For example:  A funny looking lady walks into a bar.  She has a funny little voice and orders a Jax beer.  The bartender gives her the beer and says "Here you go, Jax beer" in the same funny little voice. Lady says, "Are you making fun of my voice?"  In the same voice the bartender says "No. absolutely not. Ma'am" At this point a man come up and orders a Jax beer in a very normal voice.  In a regular normal voice the bartender says "Here you go my friend a Jax beer." The man walks away and the lady, a little pissed off, says to the bartender, "I thought you said you were not making fun of my voice." in the same funny voice the bartender says, "I wasn't making fun of your voice... I was making fun of his."
The commercials were extremely successful to the point I still remember that one to this day.  However, after one cycle the commercials were discontinued.  Not because they were not popular but because even though the commercials were great the Beer remained awful.  The commercials became more popular than the beer.
I was destroyed when Nichols and May broke up.  It wasn't a drama like Martin and Lewis, I guess Elaine and Mike decided they had done all they could together. I felt like the most popular kid at school had just moved away.  I was going to miss their talents just as I was trying to find my own.
Elaine May went into writing and acting.  She was hysterically funny as the ditzy millionaire opposite Walter Mathau in "A New Leaf" and other projects.  Mike Nichols became a Broadway director.  and a Film director  (check out those credits) and one of the few people to become an EGOT ( winner of an Emmy, Grammy, Oscar and Tony.. EGOT) AND he married Diane Sawyer.  He was a genius of real comedy, funny and real.  I was never fortunate enough to meet him but will always be a huge fan.
Nichols and May made it possible for comics like Bill Cosby to become stars doing real life situational humor and not just jokes.  Perhaps that is the very reason why Mike Nichols decided to move on after 83 incredibly creative years on earth. He didn't want to see what he started in the hands of a comic that  now seems so unworthy. Mike Nichols was the real deal and from what I have heard a wonderful person.  He will be missed in so many ways.
As you were,

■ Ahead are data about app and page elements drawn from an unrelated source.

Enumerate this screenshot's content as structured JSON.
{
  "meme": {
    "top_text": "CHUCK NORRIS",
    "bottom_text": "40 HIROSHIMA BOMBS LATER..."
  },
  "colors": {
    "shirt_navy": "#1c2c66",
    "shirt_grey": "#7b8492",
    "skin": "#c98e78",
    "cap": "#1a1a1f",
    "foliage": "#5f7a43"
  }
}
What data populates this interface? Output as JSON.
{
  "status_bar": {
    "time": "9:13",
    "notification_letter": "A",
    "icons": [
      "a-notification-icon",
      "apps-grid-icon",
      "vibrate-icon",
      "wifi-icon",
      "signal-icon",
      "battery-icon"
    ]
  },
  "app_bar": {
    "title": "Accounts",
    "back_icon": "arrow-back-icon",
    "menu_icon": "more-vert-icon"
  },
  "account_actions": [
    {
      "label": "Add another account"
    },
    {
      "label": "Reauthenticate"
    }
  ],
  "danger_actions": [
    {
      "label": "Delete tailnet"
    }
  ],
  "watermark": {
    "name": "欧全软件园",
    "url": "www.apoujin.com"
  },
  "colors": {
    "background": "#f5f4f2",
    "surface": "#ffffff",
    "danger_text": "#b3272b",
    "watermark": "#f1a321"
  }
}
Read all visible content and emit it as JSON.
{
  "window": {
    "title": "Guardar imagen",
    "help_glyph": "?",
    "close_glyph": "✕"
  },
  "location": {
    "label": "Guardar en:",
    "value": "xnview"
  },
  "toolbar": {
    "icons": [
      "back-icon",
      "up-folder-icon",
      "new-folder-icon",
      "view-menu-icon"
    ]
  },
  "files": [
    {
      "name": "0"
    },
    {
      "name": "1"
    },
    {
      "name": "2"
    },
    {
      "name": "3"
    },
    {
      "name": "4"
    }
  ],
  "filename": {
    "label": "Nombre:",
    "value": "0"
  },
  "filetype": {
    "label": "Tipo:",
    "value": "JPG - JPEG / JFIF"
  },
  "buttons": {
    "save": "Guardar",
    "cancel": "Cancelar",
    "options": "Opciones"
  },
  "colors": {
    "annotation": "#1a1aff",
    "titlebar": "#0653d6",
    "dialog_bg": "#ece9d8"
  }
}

1 comment:

P. Grecian said...

They were just the best together, weren't they?

But they were too much "the best" to stay with one thing.'s what I always think of when I think of either one of them.